Today, we're talking about writing Essays. Not creative fiction, but structured assignments for work or school. Although I love to write, and am always bursting with creative ideas... essay writing is one of the things I struggled with the most. Why? Why is essay writing more difficult for people with ADHD?
Well, there are a few different reasons that writing essays can be problematic for people with executive dysfunction. The first thing I think about when writing an essay is decision fatigue.
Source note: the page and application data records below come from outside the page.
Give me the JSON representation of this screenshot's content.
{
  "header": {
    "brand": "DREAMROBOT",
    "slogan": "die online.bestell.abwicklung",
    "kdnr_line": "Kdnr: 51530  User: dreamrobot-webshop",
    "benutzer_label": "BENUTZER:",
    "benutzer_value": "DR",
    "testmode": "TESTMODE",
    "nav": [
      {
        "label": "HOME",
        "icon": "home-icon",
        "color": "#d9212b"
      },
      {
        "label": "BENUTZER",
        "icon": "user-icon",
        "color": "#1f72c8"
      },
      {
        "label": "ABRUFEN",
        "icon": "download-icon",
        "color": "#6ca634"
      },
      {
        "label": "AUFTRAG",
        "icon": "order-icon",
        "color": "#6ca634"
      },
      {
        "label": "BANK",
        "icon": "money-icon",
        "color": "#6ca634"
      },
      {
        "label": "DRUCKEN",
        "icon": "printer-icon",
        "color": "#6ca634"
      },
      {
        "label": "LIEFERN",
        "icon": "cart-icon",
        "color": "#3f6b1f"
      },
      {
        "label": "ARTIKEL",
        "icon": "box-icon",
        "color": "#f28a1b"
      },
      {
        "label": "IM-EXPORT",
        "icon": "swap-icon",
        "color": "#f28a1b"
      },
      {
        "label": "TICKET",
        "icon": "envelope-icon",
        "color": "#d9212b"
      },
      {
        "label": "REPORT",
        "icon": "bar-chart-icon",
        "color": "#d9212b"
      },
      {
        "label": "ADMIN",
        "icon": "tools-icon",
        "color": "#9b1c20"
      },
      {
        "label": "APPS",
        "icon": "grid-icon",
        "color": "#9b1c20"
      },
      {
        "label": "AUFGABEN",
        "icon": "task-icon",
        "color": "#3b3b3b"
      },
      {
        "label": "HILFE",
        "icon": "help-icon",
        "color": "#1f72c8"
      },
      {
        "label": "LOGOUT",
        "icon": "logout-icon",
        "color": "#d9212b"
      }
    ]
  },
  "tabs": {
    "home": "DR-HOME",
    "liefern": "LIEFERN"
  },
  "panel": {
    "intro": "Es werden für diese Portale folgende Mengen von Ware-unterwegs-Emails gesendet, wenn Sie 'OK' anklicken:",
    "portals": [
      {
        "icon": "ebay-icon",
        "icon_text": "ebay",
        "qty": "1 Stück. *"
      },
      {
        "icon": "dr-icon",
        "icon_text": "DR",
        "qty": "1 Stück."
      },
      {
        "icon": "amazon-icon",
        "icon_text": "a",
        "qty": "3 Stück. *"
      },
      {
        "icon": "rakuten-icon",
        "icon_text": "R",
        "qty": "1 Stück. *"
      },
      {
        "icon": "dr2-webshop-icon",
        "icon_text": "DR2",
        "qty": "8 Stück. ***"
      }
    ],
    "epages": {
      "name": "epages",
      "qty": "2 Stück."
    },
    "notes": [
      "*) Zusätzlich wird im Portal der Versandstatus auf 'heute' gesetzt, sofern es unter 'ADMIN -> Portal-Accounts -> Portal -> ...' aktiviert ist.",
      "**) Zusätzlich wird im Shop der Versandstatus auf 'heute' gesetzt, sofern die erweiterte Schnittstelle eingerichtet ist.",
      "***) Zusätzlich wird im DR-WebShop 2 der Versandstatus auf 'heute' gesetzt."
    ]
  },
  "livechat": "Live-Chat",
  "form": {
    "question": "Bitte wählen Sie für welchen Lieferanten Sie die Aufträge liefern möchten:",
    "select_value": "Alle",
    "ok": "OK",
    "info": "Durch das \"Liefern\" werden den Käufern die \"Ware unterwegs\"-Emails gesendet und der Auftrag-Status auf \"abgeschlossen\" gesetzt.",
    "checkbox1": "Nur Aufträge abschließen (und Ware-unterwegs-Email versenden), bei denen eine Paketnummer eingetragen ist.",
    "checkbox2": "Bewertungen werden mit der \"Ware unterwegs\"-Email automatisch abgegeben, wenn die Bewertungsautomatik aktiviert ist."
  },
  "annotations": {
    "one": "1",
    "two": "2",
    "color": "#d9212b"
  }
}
Picking a topic is truly one of the worst things about essay writing. When you get your assignment to write an essay you usually get a list of topics to choose from or EVEN WORSE your boss or teacher could be cruel enough to say write about anything. Remember those multiple tabs I talked about a few lines up? Imagine infinite tabs leading to infinite black hole google searches. Yeah, that's what my brain does when I have to pick my own topic.
Cruel, unusual punishment in 12 pt. Roman font, double-spaced, in MLA format.
I've wasted so much time on assignments over the years agonizing over topic choice. So, now what do I do to combat this, you ask? I make it fun. Either I do a topic draft, or mortal combat style determine which topic could beat the others in a back alley fight (which is super fun to imagine depending on the subject btw), flip a coin, or pull a topic from a hat. Making the decision tactile, silly, or just plain interesting keeps me from overanalyzing each option, so I never freeze up. The beauty of it is, once the topic is chosen... it's done. I can get down to the real work of creating the essay.
Here comes our next obstacle: research, resources, and structure.
If structure was a person, it'd be a person attempting to murder me with a death laser in a creepy lair. My arch nemesis... who I sometimes flirt with.
Let's be honest, people with ADHD absolutely hate structure. It's almost a universal fact. Only, we don't really. In fact, structure is really good for us. What we really hate is that we're bad at implementing structure into our own lives. When it's forced on us, like regular work or school hours, we thrive. Our bodies get into a routine and then our brains know what to expect too. But implementing it ourselves can be really difficult. Why wouldn't it? We're constantly thinking about how to break the rules.
Don't lie. You're constantly thinking about how to break the rules.
When researching the topic, it's easy to start straying into other areas of research. Why? Well, because it's how we're programmed. We wander and consume knowledge, constantly trying to see a problem or topic from all angles. This isn't good for staying on task when researching something specific, but it's part of what makes us great problem-solvers and pretty great debaters too. (Or maybe I'm just argumentative?)
So how do you keep yourself on task? There's no real easy answer to this one I'm afraid. I still struggle with this and have to set timers to 'checkpoint' if I'm still on task or not when I'm working. I think being aware that this can be a problem is the first step. Then you just try to catch yourself when you're doing it and keep plugging ahead. If any of you have better tips on how to keep yourself from wandering down an alternate research-hole... I'm all ears. Comment below.
So, do people with ADHD struggle to write essays?
Short answer, I think most of us do. But, we also love a challenge and are capable of anything. Do we have to learn a few tips and tricks on how to work with our brains instead of against them? Of course. But that hasn't stopped any of us before, and it certainly won't stop any of us now. ADHD is a complicated, creative, beautiful part of who I am. One that I fought against for many years of my life, but I've learned to love the chaotic, quirky, formidable part of my brain. If you're reading this and also have ADD, ADHD, OCD, ODD, Autism, or any other neurodivergent disorder, I hope you love that part of yourself too. After all, it's what makes you... you.